Babies with EB require calories sufficient for growth and development as well as for wound healing. Infants with blisters and lesions in their mouths may have difficulty latching on and sucking. Because nutrition in these babies is so important, expressed breast milk often is provided rather than actual breast feeding. If the mother decides to breast feed, the baby's weight must be monitored, and a plan to switch to pumping and bottle feeding is essential should the baby fail to gain weight. Practitioners should help the mother understand that most babies with EB do not breast feed successfully, and that bonding will occur if she holds and cuddles the baby during feedings.

Many babies with EB have difficulty sucking from a standard nipple. Cleft palate nipples, such as the SpecialNeeds® Feeder (known in the past as the Haberman Feeder) or the Pigeon Feeder incorporate a valve that facilitates delivery of the formula without the need for vigorous sucking. Using a cleft palate feeder, milk may even be squeezed into the baby’s mouth if sucking is traumatic.

Infant mouth care may include gentle cleansing with a spongy toothette. Often, the blister roof in the oral mucosa appears white, and a pediatrician may mistake it for thrush. Most babies are vigorous eaters, even with blisters in their mouths. As long as the baby is eating well, the blisters should be left alone, and the baby will drain them simply by smacking and eating.

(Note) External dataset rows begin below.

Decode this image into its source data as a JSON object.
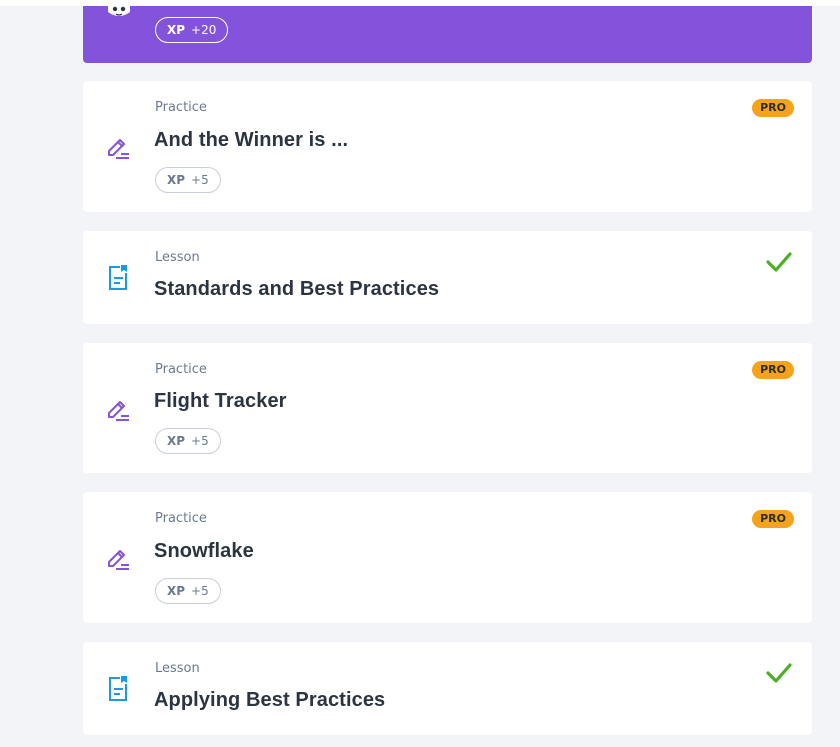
{
  "colors": {
    "accent_purple": "#8453db",
    "pro_badge": "#f5a31a",
    "check_green": "#4caf23",
    "lesson_blue": "#1a9ae0"
  },
  "top_card": {
    "xp_label": "XP",
    "xp_value": "+20",
    "icon": "mascot-icon"
  },
  "items": [
    {
      "kind": "Practice",
      "title": "And the Winner is ...",
      "xp_label": "XP",
      "xp_value": "+5",
      "badge": "PRO",
      "icon": "pencil-icon"
    },
    {
      "kind": "Lesson",
      "title": "Standards and Best Practices",
      "status": "completed",
      "icon": "document-icon"
    },
    {
      "kind": "Practice",
      "title": "Flight Tracker",
      "xp_label": "XP",
      "xp_value": "+5",
      "badge": "PRO",
      "icon": "pencil-icon"
    },
    {
      "kind": "Practice",
      "title": "Snowflake",
      "xp_label": "XP",
      "xp_value": "+5",
      "badge": "PRO",
      "icon": "pencil-icon"
    },
    {
      "kind": "Lesson",
      "title": "Applying Best Practices",
      "status": "completed",
      "icon": "document-icon"
    }
  ]
}
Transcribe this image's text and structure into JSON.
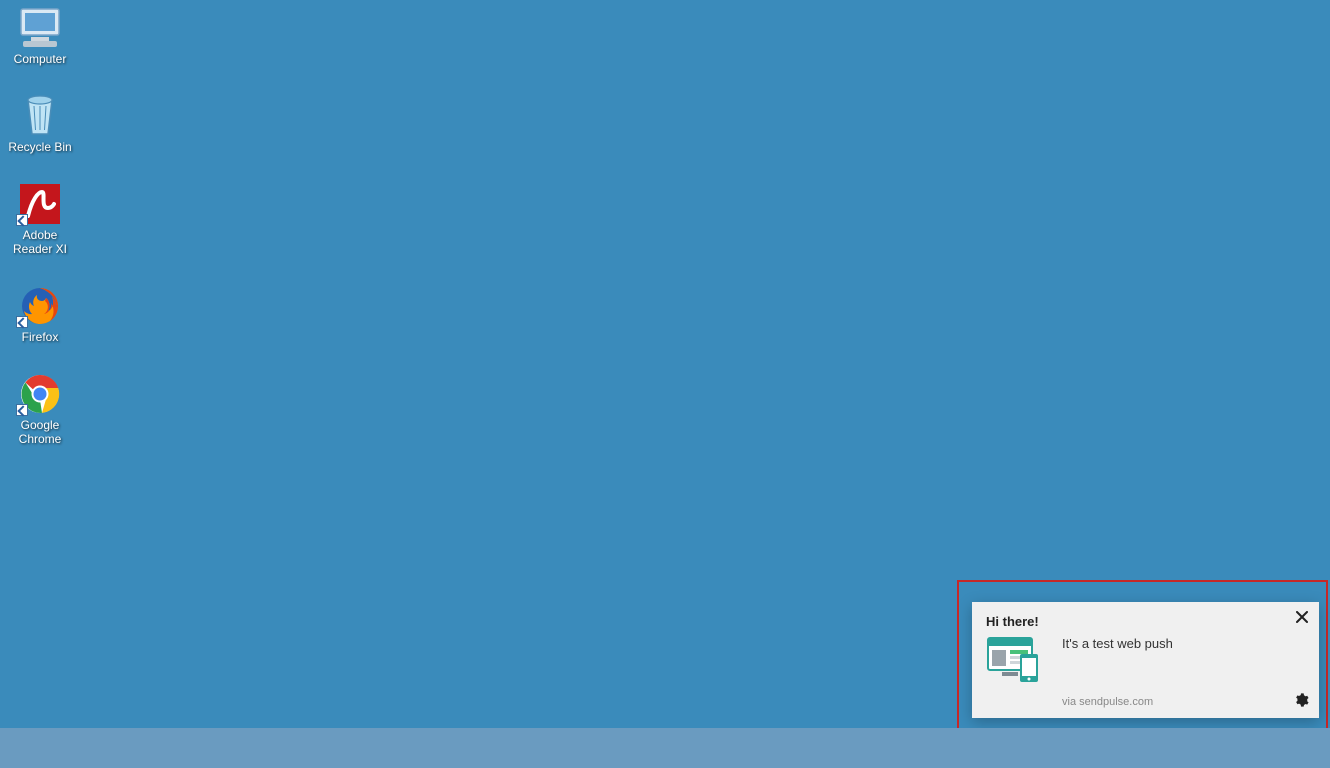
{
  "desktop": {
    "background_color": "#3a8bbb",
    "icons": [
      {
        "id": "computer",
        "label": "Computer",
        "shortcut": false
      },
      {
        "id": "recycle-bin",
        "label": "Recycle Bin",
        "shortcut": false
      },
      {
        "id": "adobe-reader",
        "label": "Adobe\nReader XI",
        "shortcut": true
      },
      {
        "id": "firefox",
        "label": "Firefox",
        "shortcut": true
      },
      {
        "id": "google-chrome",
        "label": "Google\nChrome",
        "shortcut": true
      }
    ]
  },
  "notification": {
    "title": "Hi there!",
    "body": "It's a test web push",
    "via": "via sendpulse.com",
    "highlight_color": "#c62828"
  }
}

If weight gain lags or ceases, or if the baby does not begin to gain after a brief period of weight loss (usually occurs within the first week of life), a pediatric registered dietitian should be consulted. There are many strategies that will help the child gain weight, including fortifying breast milk or formula, providing higher-calorie formula or providing formula that is easier for the baby to digest. The dietitian should work with the pediatrician to develop a plan. At the very least, weekly weight checks should be conducted for an infant who is not on an upward growth curve.

Some babies with EB require gastrostomy feeding tubes if they are unable to take in sufficient calories by mouth, which is determined by tracking the child’s height and weight on a growth chart. The pediatrician will keep these charts as part of the baby’s medical record, but it is helpful for parents to track the weight, as well. Parents should be aware of where on the growth chart the baby’s height and weight are plotted and should seek support if the baby is approaching the 10th percentile (or lower).